  • It would be best to consider rain, wind direction and speed, and low-hanging branches while choosing an ideal location for starting a campfire.

After choosing the best spot, it is time to start working to prepare your fire pit. Use your shovel to make a hole in the ground you have cleared. Make a ring around this hole to create a firewall. Now that you have found the right location to start your campfire, it’s time to collect materials to build it.

Gather campfire materials

There is more to starting a campfire than just placing logs in the heap or tossing on your match. You must gather essential campfire materials to start and keep the fire running safely. Here we have enlisted everything you need to start a campfire:

  • Tinder is the easiest and smallest burning material that you can use to start a campfire safely. It is usually available in different forms, such as cardboard strips, wadded paper, wood shavings, wax, dryer lint, commercial fire starters, or fire sticks.
  • Kindling is slightly bigger than tinder. Small branches and twigs are commonly included in this category of campfire materials.
  • On the other hand, firewood is considered a crown that varies anywhere up to 5 inches in diameter. It is always essential to choose dry firewood to start a campfire and make it stay easy.
  • A lighter or a matchbox is another essential to start a campfire. Even though it is fine to use common stick matches, using lighter to start a campfire and BBQ grills are gaining more popularity.

Learn how to start different types of fire

Now it's time to build a campfire before starting it. If you want to start a campfire in the pre-built fire ring, clean the previous fires ash and charcoal before putting in new materials. However, if you are creating your fire-pit yourself, clear all the vegetation, dead grass, and other debris within 10 feet radius.

Then lay tinder about 1 foot in diameter. Tinder is a quick and light-burning material. Then build the campfire in any of the four different ways given below:

  • Teepee fire

Arrange your kindling in a teepee manner over fuel to create a teepee fire. Then build a larger firewood teepee over kindling to lit.

  • Crossfire.

Crossfire is also suitable for creating long-lasting campfires. Start to lay kindling over the tinder bed. Place kindling in a crisscross manner following logs and firewood.

  • Log cabin fire

Log cabin fire is another way to build a long-lasting campfire. Start to create a kindling teepee over tinder, then place two on any side of the cone. Create a square by adding two more logs on the top here. Then build up the stack and add smaller and shorter firewood pieces until the cabin has been created. Now top this fire buildup with the lightest kindling. 

  • Lean-to fire
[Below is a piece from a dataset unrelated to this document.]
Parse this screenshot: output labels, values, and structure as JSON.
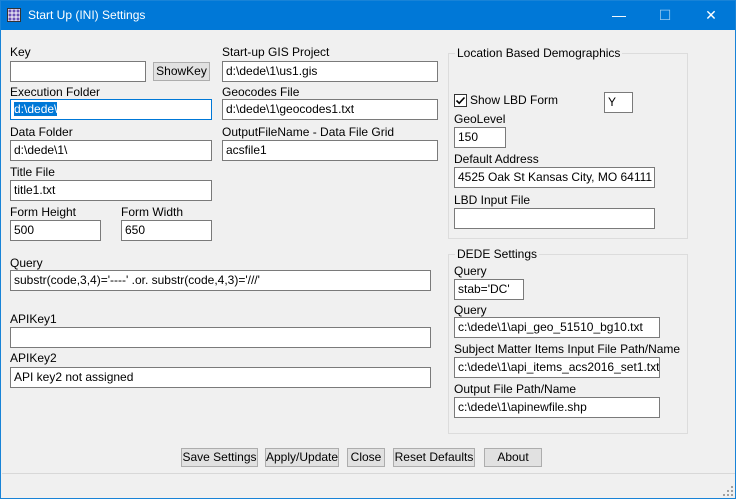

Consider building a lean-to-fire if you want to cook on your campfire. Start building a lean-to-campfire by sticking kindling’s long piece into the ground. Keep these just above your fuel at a 30-degree angle. Now start tilting small kindling against the sides of larger ones to create a tent, followed by firewood. 

Now light the fire and enjoy the results of your hard work.

Best practices to put out your campfire after.

Here are the key tips to safely put out your campfire:

  • Put water down your campfire first.
  • Mix the embers and ashes with soil and scrape the partially burnt logs and sticks.
  • Stir the ember once these have been covered with water to ensure everything here is completely wet. 
  • Feel the embers, coals, and partially burnt sticks with your hand. Everything must be cool to the touch.
  • After completing all these steps, please take a few more minutes to put more water onto it.
  • Always check the campsite for any possible embers or sparks. It is because only one is enough to start a forest fire.

If things out there are hot to touch, then remember these aren't suitable to leave. So, it would help if you took enough time to put your campfire off completely. It is necessary to prevent any hazardous wildfire.


Image by David Mark from Pixabay 

Share on:
Leave a comment

Your email address will not be published. Required fields are marked *

Please note, comments must be approved before they are published.

Load Scripts